Following the collapse of the Taliban regime in 2001, Afghanistan held several jirgas to determine the best course of action for the country’s social, political and economic development. Approximately 1,500 delegates from all over Afghanistan took part in the loya jirga in Kabul. Each district elected 20 people, who then held a secret vote to select one person to represent the whole district. The 362 districts in Afghanistan had at least one seat, with more seats allotted for every 22,000 people. Ultimately, women held 160 of the remaining seats.
In 2003, another historical loya jirga convened to discuss the proposed Afghan constitution, which was ratified on January 4th, 2004. The most pressing issues were those of centralized power, social reform, and the feasibility of a free-market economy in Afghanistan. Afghanistan’s Parliament draws upon this deep-rooted tradition in its structure and performance of legislative functions.
In September of 2006, President Karzai proposed holding jirgas along the Afghanistan-Paksitan border during a trilateral meeting with U.S. President George Bush and Pakistan President Pervez Musharraf. Tribal elders on each side will side will meet with the participation of both President Karzai and President Musharraf with the hopes of resolving the problems of regional extremism and terrorism through consultation and consensus.
Since 2002, the government has made considerable progress in increasing access to health care services. Afghanistan’s health care sector has faced many challenges in the past four years, but the Ministry of Public Health (MOPH) continues to move Afghanistan forward. Some achievements have included:
- Reform and restructuring of health system which has a public-private mix orientation
- Development of health policy and strategies for the period 2005 to 2009
- Expanded Basic Package of Health Services (BPHS) from 9% of the population in 2003 to 77% in 2005
- Developed capacity at the Central MOPH for coordinating and managing donor funds.

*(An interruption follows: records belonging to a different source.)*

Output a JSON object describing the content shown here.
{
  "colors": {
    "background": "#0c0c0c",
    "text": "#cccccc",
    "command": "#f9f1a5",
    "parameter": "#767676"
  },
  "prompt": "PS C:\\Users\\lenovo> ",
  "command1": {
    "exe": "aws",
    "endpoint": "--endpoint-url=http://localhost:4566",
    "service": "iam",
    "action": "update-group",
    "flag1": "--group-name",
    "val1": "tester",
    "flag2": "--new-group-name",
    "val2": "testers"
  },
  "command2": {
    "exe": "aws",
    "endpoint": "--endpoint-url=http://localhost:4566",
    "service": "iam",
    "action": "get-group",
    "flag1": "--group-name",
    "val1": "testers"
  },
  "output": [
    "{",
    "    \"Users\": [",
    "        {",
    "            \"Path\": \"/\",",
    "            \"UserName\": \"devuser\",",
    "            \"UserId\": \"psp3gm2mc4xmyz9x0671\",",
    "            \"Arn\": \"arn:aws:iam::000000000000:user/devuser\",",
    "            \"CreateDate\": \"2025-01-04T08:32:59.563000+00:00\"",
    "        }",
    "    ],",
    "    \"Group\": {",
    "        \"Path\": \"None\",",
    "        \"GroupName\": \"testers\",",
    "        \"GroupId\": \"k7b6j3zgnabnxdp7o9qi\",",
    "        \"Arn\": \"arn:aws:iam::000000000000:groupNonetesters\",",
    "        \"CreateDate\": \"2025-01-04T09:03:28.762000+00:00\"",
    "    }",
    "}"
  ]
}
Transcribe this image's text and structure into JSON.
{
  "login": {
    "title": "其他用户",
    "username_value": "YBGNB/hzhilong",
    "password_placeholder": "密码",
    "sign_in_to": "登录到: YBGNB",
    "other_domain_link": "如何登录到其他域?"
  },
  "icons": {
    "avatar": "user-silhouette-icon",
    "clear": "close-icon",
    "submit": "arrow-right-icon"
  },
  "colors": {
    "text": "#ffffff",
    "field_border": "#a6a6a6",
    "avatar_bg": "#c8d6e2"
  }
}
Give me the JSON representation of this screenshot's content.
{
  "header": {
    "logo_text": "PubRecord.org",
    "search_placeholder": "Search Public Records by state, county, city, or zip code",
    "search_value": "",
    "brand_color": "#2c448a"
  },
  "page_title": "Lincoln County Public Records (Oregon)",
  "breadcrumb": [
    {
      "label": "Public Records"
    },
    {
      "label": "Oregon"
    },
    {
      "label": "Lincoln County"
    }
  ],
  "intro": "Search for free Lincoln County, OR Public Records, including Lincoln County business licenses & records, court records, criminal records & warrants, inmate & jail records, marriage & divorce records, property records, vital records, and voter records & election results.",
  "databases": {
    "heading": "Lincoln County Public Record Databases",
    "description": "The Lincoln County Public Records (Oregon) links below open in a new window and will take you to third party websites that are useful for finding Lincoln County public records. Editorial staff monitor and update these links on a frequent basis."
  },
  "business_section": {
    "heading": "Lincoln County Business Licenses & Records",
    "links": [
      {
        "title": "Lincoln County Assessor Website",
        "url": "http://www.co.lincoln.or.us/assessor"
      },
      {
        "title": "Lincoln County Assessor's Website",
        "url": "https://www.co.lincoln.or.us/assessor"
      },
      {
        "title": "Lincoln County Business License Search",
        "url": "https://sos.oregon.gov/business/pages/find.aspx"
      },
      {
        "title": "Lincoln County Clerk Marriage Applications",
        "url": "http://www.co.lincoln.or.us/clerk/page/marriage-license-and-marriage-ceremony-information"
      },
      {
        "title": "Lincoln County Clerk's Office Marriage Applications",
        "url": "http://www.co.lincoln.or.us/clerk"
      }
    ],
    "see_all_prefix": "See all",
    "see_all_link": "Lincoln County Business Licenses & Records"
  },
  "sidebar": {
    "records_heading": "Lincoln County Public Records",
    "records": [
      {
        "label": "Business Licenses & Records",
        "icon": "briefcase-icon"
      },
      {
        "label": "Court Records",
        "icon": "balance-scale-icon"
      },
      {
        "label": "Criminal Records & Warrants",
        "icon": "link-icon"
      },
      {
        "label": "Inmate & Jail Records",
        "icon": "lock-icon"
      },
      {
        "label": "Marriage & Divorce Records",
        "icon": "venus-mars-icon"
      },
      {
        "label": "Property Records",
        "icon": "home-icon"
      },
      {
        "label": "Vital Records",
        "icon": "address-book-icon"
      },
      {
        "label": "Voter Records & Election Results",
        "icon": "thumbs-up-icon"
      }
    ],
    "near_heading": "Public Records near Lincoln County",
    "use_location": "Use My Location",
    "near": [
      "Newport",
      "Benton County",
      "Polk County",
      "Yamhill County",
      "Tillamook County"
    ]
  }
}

In Kabul, state of the art hospitals have opened and clinics have been built and staffed all over the country. However, there is much left to be done. Maternal, infant and under-5 mortality rates are some of the highest in the world. Reducing child mortality, improving maternal health, combating malaria and other diseases and reaching Afghanistan’s Millennium Development Goals are central to Afghanistan’s public health mission.
- Eid al-fitr - After a month of Fasting (Ramadan), Afghans visit or entertain their friends and give gifts.
- Eid al-adha - The tenth day of the twelth month of the Higra calendar commemorates the Prophet Abraham’s devotion to God.
- Ashura - The tenth day of the month Muharram is a day of mourning commemorating the martyrdom of Prophet Muhammad’s grandson Hussain at the battle of Kerbala.
- Mawleed al-Nabi - The 12th day of Rabi al-Awal celebrates the Prophet’s birthday.
- Nowroze - March 21st marks the first day of spring.
- Jeshen – Afghanistan’s Independence Day - August 19th